During adolescence there’s an explosion of curiosity and creativity. There’s a fountain of energy that needs to be expressed somewhere. Along with this is a spring of emotions, with which teens usually don’t know how cope. In fact, the pre-frontal cortex of the developing brain hasn’t completed its growth. This part of the brain manages the ability to reason and to determine the dangers of certain situations. Teens, however, don’t yet have this capacity. They are instead driven by curiosity, creativity, and the need to find a way to cope with their emotions.
According to Daniel Siegel, author of Brainstorm: The Power and Purpose of the Teenage Brain, teens are naturally searching for what is new and novel. The burst of power and energy in the adolescent brain is a search for what is new. The teen wants to try new things and explore the world. At the same time, a teen will have a heart full of emotions. Although this can lead to moodiness, it points to the explosion of life that is happening within. And lastly, with a fiery mind and heart, full of emotions and curiosity, the teen is likely going to be creative and innovative. However, that curiosity might lead an adolescent in directions that don’t support his or her overall growth, or worse, in directions that are harmful.
One example of this is the exploration of drugs, such as marijuana. But of course using drugs comes with damaging addictions and dire circumstances. Drugs are chemicals. They affect the brain’s ability to regulate mood. They affect perception of the environment and the way the five senses function. Drugs interfere with the way the neurons in the brain communicate with each other. In fact, the brain is one large network of communication. There are billions of neurons and nerve cells that are forever taking in information and passing it along to other neurons. In order for one neuron to communicate with another, it creates a chemical, called neurotransmitters. As that neurotransmitter attaches to the part of the cell in the brain called the receptor, they operate like a key and lock. In this way, the brain makes sure that each receptor will receive the right kind of neurotransmitter. Once the neurotransmitters do their job, they are pulled back into their original neuron from which they came. When it returns, this process shuts off the messaging signal taking place between neurons.

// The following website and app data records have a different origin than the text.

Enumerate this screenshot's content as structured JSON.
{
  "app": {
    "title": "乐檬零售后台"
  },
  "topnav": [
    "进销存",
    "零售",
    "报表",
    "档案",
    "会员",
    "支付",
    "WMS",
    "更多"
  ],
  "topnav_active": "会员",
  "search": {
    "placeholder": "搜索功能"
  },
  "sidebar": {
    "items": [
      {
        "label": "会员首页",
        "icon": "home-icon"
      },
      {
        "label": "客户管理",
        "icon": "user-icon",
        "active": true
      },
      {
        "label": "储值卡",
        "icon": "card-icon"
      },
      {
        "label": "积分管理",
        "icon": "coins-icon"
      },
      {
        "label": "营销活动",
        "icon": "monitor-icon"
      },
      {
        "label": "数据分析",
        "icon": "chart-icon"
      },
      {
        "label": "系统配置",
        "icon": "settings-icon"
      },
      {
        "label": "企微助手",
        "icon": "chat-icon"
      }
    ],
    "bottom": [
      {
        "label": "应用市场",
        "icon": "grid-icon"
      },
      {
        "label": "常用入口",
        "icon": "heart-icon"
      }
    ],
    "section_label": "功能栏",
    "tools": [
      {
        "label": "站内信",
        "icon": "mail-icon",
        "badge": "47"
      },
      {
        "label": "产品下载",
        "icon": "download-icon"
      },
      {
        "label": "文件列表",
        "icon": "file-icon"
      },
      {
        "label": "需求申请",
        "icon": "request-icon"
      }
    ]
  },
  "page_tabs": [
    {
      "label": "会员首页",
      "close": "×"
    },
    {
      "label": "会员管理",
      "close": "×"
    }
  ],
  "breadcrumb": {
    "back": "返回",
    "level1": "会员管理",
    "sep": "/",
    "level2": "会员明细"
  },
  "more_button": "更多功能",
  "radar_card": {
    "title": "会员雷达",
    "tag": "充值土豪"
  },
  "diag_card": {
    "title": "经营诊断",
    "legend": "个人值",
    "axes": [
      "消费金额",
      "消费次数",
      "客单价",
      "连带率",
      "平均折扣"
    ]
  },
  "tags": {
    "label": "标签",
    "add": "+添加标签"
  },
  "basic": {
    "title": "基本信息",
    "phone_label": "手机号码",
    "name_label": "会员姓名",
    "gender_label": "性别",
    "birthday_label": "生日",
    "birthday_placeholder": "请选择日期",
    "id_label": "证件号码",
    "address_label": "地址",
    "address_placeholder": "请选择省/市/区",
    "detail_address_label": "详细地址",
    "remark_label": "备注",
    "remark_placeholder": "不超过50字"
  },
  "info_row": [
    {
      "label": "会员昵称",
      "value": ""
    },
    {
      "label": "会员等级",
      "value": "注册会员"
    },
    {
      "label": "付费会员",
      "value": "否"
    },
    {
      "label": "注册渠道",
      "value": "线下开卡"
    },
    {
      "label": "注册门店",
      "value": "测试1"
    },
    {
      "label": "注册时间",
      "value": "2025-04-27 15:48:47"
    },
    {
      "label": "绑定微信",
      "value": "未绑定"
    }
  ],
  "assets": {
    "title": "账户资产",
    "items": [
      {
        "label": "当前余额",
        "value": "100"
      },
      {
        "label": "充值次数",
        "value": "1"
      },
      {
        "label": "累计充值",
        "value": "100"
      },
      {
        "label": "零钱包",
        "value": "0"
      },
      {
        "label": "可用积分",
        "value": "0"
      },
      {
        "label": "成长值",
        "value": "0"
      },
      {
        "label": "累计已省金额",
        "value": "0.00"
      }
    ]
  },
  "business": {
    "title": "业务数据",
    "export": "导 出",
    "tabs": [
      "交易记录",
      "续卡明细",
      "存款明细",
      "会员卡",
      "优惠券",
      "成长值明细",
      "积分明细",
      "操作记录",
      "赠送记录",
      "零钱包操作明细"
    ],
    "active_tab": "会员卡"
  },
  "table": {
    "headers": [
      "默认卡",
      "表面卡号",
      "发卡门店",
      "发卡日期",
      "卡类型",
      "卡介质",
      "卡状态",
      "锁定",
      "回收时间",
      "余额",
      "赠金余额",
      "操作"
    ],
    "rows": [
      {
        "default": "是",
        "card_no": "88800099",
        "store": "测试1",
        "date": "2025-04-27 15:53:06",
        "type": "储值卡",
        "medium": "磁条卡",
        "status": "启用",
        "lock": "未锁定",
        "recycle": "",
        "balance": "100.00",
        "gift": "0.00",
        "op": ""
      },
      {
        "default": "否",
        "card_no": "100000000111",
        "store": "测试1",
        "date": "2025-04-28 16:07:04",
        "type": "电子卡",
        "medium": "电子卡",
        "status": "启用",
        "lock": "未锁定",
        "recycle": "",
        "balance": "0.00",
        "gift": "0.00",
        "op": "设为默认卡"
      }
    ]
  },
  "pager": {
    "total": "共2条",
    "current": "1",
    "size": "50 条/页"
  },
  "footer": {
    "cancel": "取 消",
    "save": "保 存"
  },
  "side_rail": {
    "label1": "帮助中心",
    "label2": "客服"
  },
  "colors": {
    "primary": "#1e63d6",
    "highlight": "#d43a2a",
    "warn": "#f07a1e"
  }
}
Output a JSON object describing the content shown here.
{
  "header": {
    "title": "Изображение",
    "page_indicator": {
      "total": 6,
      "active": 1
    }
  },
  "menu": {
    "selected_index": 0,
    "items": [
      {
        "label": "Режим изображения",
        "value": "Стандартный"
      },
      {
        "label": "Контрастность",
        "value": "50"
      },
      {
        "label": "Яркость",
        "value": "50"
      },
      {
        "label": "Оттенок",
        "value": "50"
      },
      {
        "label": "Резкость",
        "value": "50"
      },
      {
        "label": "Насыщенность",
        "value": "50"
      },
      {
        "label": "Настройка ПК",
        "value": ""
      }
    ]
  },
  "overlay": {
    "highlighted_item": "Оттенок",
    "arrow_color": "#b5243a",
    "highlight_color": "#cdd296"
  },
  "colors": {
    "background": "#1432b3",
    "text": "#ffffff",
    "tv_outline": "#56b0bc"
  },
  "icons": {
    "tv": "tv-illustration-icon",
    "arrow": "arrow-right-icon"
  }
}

However, when drugs are introduced into the brain, they affect the ability for neurons to communicate with one another. This is particularly dangerous for teens because the signaling and communication that is happening in the brain is on fire during adolescence. Neurons are wiring and new connections between the two hemispheres of the brain are forming. This kind of growth and connection forming is in an explosive time during adolescence. If the brain can continue to be plastic, that is, if new neural connections can continue to form and if old ones can be released, this is can support healthy brain function and mental health. These neural connections and adaptability are important in a teen’s learning, behavior, and mood regulation.
Some drugs such as marijuana will mimic a neurotransmitter and in a way “fool” a receptor. The drug will lock onto the receptors and activate the nerve cells. However, because the drug is not the neurotransmitter that is intended for that receptor, the neurons end up sending abnormal messages throughout the brain. Of course, this leads to hallucination, abnormal thoughts, and change in perception. Regular teen marijuana abuse (considered to be at least once per week) can lead to cognitive decline, poor attention, and decreased IQ levels.
If you or a friend has a problem with teen marijuana abuse, consider talking to an adult about the dangers of this drug and how you can put an end to your use of it.